Study of Philemon



Philemon was written by the Apostle Paul and is usually dated between A.D. 60 and 61, perhaps even as late as A.D. 62. Philemon was one of four New Testament epistles penned by Paul while he was a prisoner in Rome. These four, which are known as the Prison Epistles, include Philippians, Ephesians, Colossians, and Philemon. Ephesians, Colossians, and Philemon were all written at the same time and were carried to their destinations by the same individuals; whereas, Philippians was written at a different time.

Onesimus was a slave of Philemon and had run away from his master. Somehow he had come into contact with the Apostle Paul while Paul was a prisoner in Rome. Specific details regarding their meeting are not revealed in the Scriptures other than the fact that God used Paul to lead Onesimus to trust Christ as his personal Savior.

The occasion of the Epistle to Philemon is that Paul is sending Onesimus back to Philemon, asking Philemon to receive Onesimus again, not as a slave, but as a beloved brother. Philemon 10-17 says,

(10) I beseech thee for my son Onesimus, whom I have begotten in my bonds:

(11) Which in time past was to thee unprofitable, but now profitable to thee

and to me:

(12) Whom I have sent again: thou therefore receive him, that is, mine own bowels:

(13) Whom I would have retained with me, that in thy stead he might have ministered unto me in the bonds of the gospel:

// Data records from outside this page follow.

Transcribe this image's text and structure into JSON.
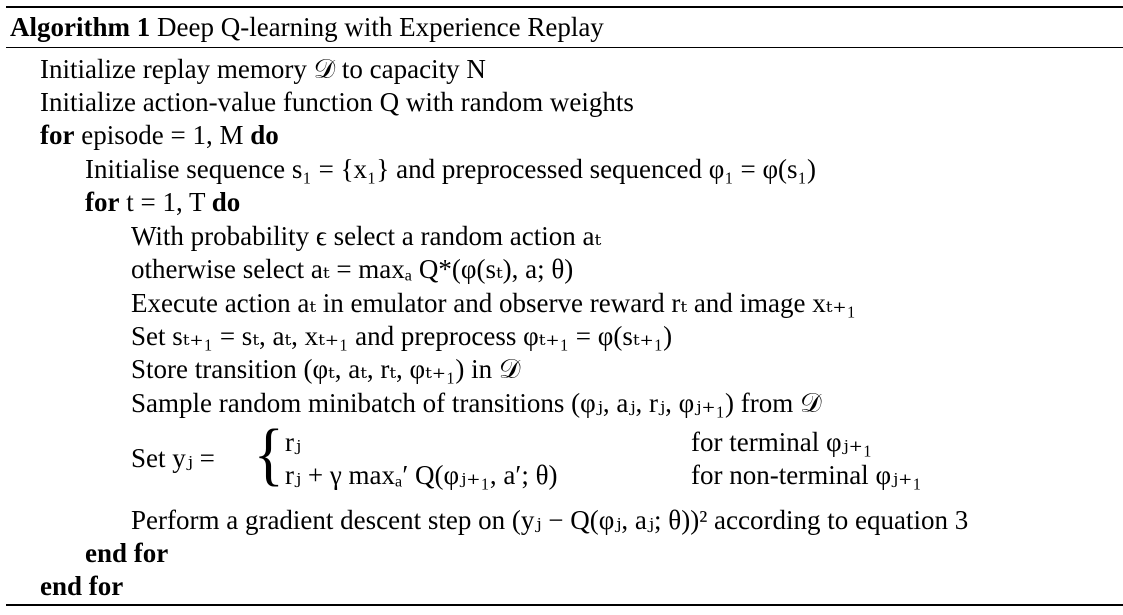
{
  "algorithm": {
    "label": "Algorithm 1",
    "title": "Deep Q-learning with Experience Replay"
  },
  "lines": {
    "l1": "Initialize replay memory 𝒟 to capacity N",
    "l2": "Initialize action-value function Q with random weights",
    "l3_kw1": "for",
    "l3_text": "episode = 1, M",
    "l3_kw2": "do",
    "l4": "Initialise sequence s₁ = {x₁} and preprocessed sequenced φ₁ = φ(s₁)",
    "l5_kw1": "for",
    "l5_text": "t = 1, T",
    "l5_kw2": "do",
    "l6": "With probability ϵ select a random action aₜ",
    "l7": "otherwise select aₜ = maxₐ Q*(φ(sₜ), a; θ)",
    "l8": "Execute action aₜ in emulator and observe reward rₜ and image xₜ₊₁",
    "l9": "Set sₜ₊₁ = sₜ, aₜ, xₜ₊₁ and preprocess φₜ₊₁ = φ(sₜ₊₁)",
    "l10": "Store transition (φₜ, aₜ, rₜ, φₜ₊₁) in 𝒟",
    "l11": "Sample random minibatch of transitions (φⱼ, aⱼ, rⱼ, φⱼ₊₁) from 𝒟",
    "l12_lhs": "Set yⱼ =",
    "l12_case1_expr": "rⱼ",
    "l12_case1_cond": "for terminal φⱼ₊₁",
    "l12_case2_expr": "rⱼ + γ maxₐ′ Q(φⱼ₊₁, a′; θ)",
    "l12_case2_cond": "for non-terminal φⱼ₊₁",
    "l13": "Perform a gradient descent step on (yⱼ − Q(φⱼ, aⱼ; θ))² according to equation 3",
    "l14": "end for",
    "l15": "end for"
  }
}
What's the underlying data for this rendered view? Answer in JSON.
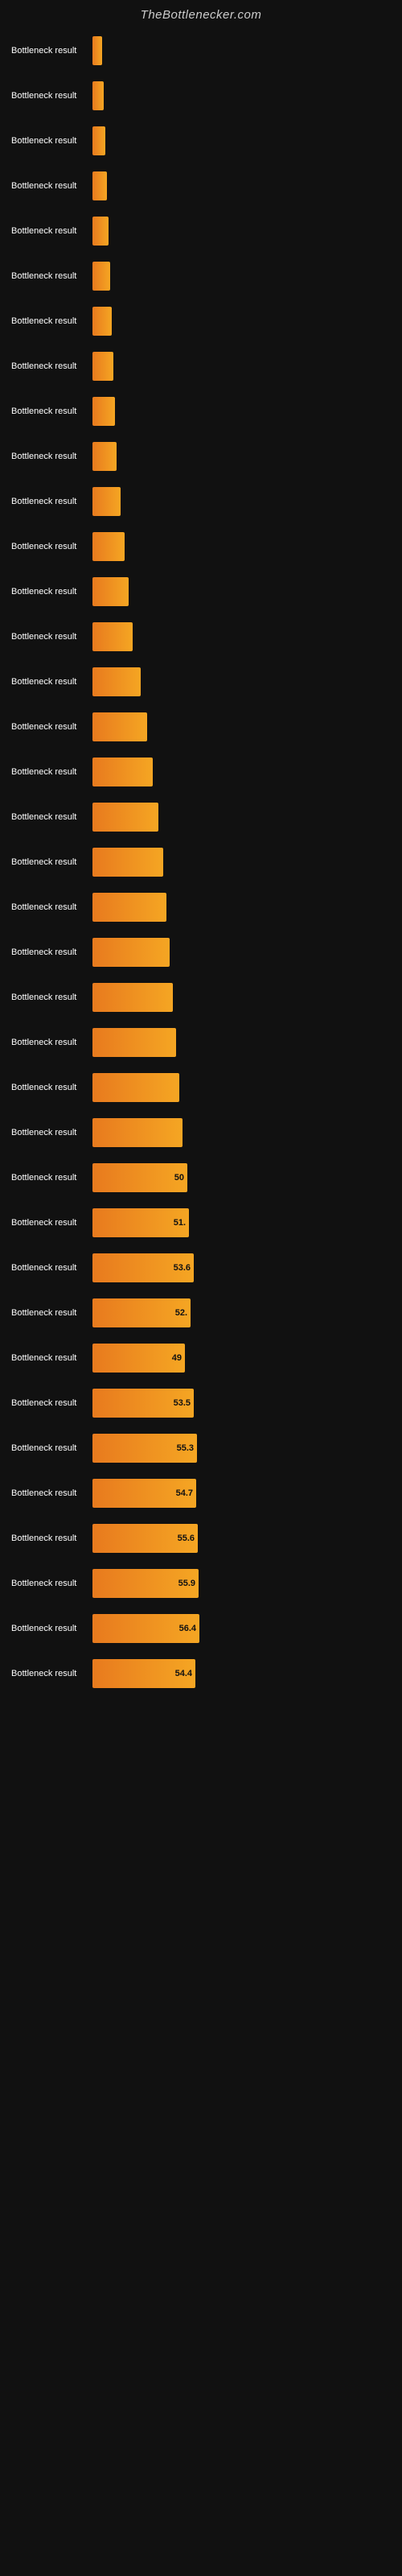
{
  "header": {
    "title": "TheBottlenecker.com"
  },
  "bars": [
    {
      "label": "Bottleneck result",
      "value": null,
      "width": 12
    },
    {
      "label": "Bottleneck result",
      "value": null,
      "width": 14
    },
    {
      "label": "Bottleneck result",
      "value": null,
      "width": 16
    },
    {
      "label": "Bottleneck result",
      "value": null,
      "width": 18
    },
    {
      "label": "Bottleneck result",
      "value": null,
      "width": 20
    },
    {
      "label": "Bottleneck result",
      "value": null,
      "width": 22
    },
    {
      "label": "Bottleneck result",
      "value": null,
      "width": 24
    },
    {
      "label": "Bottleneck result",
      "value": null,
      "width": 26
    },
    {
      "label": "Bottleneck result",
      "value": null,
      "width": 28
    },
    {
      "label": "Bottleneck result",
      "value": null,
      "width": 30
    },
    {
      "label": "Bottleneck result",
      "value": null,
      "width": 35
    },
    {
      "label": "Bottleneck result",
      "value": null,
      "width": 40
    },
    {
      "label": "Bottleneck result",
      "value": null,
      "width": 45
    },
    {
      "label": "Bottleneck result",
      "value": null,
      "width": 50
    },
    {
      "label": "Bottleneck result",
      "value": null,
      "width": 60
    },
    {
      "label": "Bottleneck result",
      "value": null,
      "width": 68
    },
    {
      "label": "Bottleneck result",
      "value": null,
      "width": 75
    },
    {
      "label": "Bottleneck result",
      "value": null,
      "width": 82
    },
    {
      "label": "Bottleneck result",
      "value": null,
      "width": 88
    },
    {
      "label": "Bottleneck result",
      "value": null,
      "width": 92
    },
    {
      "label": "Bottleneck result",
      "value": null,
      "width": 96
    },
    {
      "label": "Bottleneck result",
      "value": null,
      "width": 100
    },
    {
      "label": "Bottleneck result",
      "value": null,
      "width": 104
    },
    {
      "label": "Bottleneck result",
      "value": null,
      "width": 108
    },
    {
      "label": "Bottleneck result",
      "value": null,
      "width": 112
    },
    {
      "label": "Bottleneck result",
      "value": "50",
      "width": 118
    },
    {
      "label": "Bottleneck result",
      "value": "51.",
      "width": 120
    },
    {
      "label": "Bottleneck result",
      "value": "53.6",
      "width": 126
    },
    {
      "label": "Bottleneck result",
      "value": "52.",
      "width": 122
    },
    {
      "label": "Bottleneck result",
      "value": "49",
      "width": 115
    },
    {
      "label": "Bottleneck result",
      "value": "53.5",
      "width": 126
    },
    {
      "label": "Bottleneck result",
      "value": "55.3",
      "width": 130
    },
    {
      "label": "Bottleneck result",
      "value": "54.7",
      "width": 129
    },
    {
      "label": "Bottleneck result",
      "value": "55.6",
      "width": 131
    },
    {
      "label": "Bottleneck result",
      "value": "55.9",
      "width": 132
    },
    {
      "label": "Bottleneck result",
      "value": "56.4",
      "width": 133
    },
    {
      "label": "Bottleneck result",
      "value": "54.4",
      "width": 128
    }
  ]
}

(14) But without thy mind would I do nothing; that thy benefit should not be as it were of necessity, but willingly.

(15) For perhaps he therefore departed for a season, that thou shouldest receive him for ever;

(16) Not now as a servant, but above a servant, a brother beloved, specially to me, but how much more unto thee, both in the flesh, and in the Lord?

(17) If thou count me therefore a partner, receive him as myself.

Whether the situation in Colosse with the Gnostic heresy or the return of Onesimus to Philemon was the main reason both Colossians and Philemon were sent at this time is not clear. Either one could have been the main reason and the other a secondary reason.

An Outline of Philemon

I. Opening greeting - Verses 1-3

II. Paul's thanksgiving - Verses 4-7

III. Paul's plea for Onesimus, including his request for lodging - Verses 8-22

IV. Closing greetings - Verses 23-25